Everything I was taught about leadership for much of my life encouraged me to focus on "heroic" leaders - people such as Nelson Mandela, Gandhi, Angela Merkel, and Steve Jobs. This led me to think of leadership as a very individual action concerned with reforming, modifying, and moulding our world. This notion was a driving force behind my desire to assume greater responsibility, become a leader, and drive change.
And yet, the more I've "led," the more I've questioned if this image makes sense. It certainly didn't seem to apply to me. So I began to read all the books I could read about leadership. I kept coming across this conceptual distinction between leadership and management as I did this. Where leaders set the vision and performed transformational tasks, and managers implemented this vision. I tried to make sense of it all, but I couldn't. Leadership and management were not different activities in my mind or experience; in fact, the persons I considered the best leaders in my life were frequently managers.
Increasingly, it has become clear that we have it around the wrong way.
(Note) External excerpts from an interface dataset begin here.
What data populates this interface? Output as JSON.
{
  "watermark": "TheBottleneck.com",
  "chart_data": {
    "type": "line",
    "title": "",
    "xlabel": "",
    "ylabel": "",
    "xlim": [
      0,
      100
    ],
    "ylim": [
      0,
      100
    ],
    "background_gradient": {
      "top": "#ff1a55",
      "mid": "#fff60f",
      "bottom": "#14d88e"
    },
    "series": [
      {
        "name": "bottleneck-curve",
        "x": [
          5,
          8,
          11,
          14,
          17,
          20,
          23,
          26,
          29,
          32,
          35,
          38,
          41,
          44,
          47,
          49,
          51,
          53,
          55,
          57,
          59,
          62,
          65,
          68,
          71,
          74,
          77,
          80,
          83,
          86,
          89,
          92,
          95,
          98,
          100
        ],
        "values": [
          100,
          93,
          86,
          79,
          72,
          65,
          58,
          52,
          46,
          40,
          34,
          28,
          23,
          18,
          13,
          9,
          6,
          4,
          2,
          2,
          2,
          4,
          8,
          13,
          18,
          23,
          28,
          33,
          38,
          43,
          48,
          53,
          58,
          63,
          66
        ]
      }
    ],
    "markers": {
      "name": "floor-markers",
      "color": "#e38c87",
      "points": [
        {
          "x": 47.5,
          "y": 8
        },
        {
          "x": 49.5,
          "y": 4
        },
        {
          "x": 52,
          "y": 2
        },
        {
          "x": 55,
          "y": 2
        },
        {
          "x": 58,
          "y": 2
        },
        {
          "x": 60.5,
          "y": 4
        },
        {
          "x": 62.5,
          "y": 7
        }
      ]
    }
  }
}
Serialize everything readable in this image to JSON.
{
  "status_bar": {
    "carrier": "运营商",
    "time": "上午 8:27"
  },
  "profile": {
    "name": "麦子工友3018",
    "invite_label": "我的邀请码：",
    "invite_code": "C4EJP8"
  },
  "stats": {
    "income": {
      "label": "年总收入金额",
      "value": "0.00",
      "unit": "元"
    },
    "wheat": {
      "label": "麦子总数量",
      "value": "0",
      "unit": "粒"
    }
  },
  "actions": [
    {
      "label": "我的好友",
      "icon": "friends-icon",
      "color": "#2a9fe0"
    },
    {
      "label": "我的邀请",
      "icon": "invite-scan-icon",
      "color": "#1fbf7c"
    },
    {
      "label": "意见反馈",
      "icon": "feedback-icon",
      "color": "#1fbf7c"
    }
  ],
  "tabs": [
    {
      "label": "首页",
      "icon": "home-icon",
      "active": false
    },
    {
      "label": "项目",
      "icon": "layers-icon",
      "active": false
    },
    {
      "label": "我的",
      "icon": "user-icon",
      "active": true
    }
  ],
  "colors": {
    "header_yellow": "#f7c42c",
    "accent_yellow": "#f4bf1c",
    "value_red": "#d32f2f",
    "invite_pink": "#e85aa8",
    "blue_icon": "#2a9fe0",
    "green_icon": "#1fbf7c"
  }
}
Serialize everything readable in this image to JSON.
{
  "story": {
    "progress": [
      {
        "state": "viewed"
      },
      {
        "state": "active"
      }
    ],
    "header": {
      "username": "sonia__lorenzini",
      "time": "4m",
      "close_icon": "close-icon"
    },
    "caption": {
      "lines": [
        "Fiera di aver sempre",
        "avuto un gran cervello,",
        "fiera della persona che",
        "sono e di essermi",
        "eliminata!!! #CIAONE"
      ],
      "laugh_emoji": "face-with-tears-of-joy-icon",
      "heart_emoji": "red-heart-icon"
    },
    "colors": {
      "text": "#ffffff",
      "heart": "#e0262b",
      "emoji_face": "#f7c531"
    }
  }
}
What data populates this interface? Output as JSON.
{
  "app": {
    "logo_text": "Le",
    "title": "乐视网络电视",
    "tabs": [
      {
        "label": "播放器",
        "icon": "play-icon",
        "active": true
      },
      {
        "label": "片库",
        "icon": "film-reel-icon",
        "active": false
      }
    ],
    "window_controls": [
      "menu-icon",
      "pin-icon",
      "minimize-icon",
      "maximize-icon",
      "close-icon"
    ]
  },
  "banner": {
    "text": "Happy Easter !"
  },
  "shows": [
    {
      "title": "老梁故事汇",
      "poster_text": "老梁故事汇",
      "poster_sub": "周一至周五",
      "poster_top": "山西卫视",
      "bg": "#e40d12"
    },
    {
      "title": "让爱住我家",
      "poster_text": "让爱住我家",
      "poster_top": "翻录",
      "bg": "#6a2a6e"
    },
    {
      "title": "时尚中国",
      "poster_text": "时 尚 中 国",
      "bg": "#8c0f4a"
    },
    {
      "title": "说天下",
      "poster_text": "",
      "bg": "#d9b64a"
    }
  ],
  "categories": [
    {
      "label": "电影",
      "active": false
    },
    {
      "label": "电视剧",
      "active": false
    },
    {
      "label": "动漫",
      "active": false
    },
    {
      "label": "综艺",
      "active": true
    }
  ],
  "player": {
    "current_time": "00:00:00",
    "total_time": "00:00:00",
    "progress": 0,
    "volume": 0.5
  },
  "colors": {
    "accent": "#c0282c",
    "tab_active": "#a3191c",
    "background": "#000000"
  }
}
There are times and places where 'leadership' is exercised as a distinct phenomenon, most often due to a position of power, authority, time, and place - Nelson Mandela, for example. But, most of the time, managers take on the mantel of leadership. We don't talk about these people, and we certainly don't look to managers for examples of great leadership.
Leadership books focus on the individual leader, their vision, who they are, and how they create gravitas and a compelling vision for the future. Unfortunately, I've come to believe that leadership experts have tended to go looking for the transformational leadership outliers by making this distinction. The people we expect to challenge, change and transform organisations - not just by making them work better, but by completely changing how the organisation works and operates. You may observe this for yourself by scrolling through the current list of top leadership books; here's one example - these books' one-line summaries almost all focus on great leaders and transformational change.
Recently, I've begun to wonder if these leadership principles, or the emphasis on the 'heroic' model of leadership, truly make sense. The focus on one person's act of leadership is an idea that is repeated over and over. Even the concept of "responsible leadership" attempts to define what it means to lead successfully as an individual in an organisation.
But what if we switched our focus? Will Campbell's blog examined the gap between leadership as a skill set and the emphasis on the leader. Will is proposing that we focus on the leadership skills of our managers and organisations. I fully agree, and I would argue that we should re-articulate our focus on leadership towards a concept of ordinary leadership.
What exactly do I mean by this?
First and foremost, I want to emphasise that leadership is ordinary. We shouldn't need to turn to outliers people for examples of leadership; instead, it should be built on the personalities and experiences of those around us. Leadership exists in various contexts, but we have burdened ourselves with a reductionist way of thinking about leadership that emphasises the individual and the transformational. Even when books discuss the long-term obstacles of change, they always emphasise a singular individual's leadership vision, an individual's perseverance, rather than the organisation's desire to change.
Second, everyday leadership occurs all the time; it is a skill that society should cultivate if we are to address the most difficult problems humanity faces. In speaking with people about leadership, I've discovered that the most frequent characteristic of leadership is a sense of responsibility, a responsibility to the people around you. This sense of responsibility to one's team, colleagues, and organisation most often drives people to play a leadership role.
Third, we must alter the leadership images we project to children and ourselves as adults. There is a time and place for the Barak Obamas of the world, with their soaring oratory. Still, there is also, and I would argue, a greater need for the individual dedicated to developing their team, supporting those around them, and following through on their promises. These are generally unnoticed leaders, but they are extraordinarily essential leaders capable of effecting global change, typically one tiny leadership move at a time.
In the next weeks, I plan to delve deeper into this subject to argue why management and leadership should be viewed as part of the same process rather than as two distinct positions, skill sets, and responsibilities. I'd like to understand how bravery and leadership go hand in hand, not just standing up to a more powerful person. And I'd like to discuss how we might find value in the mundane.
After all, ordinary leadership keeps the world turning, and if we don't focus on the majority of people striving to make their patch a little bit better, we're passing up the best chance for significant change. In other words, it is time to shift our focus away from the outliers and toward the core group of leaders who genuinely form and construct our world.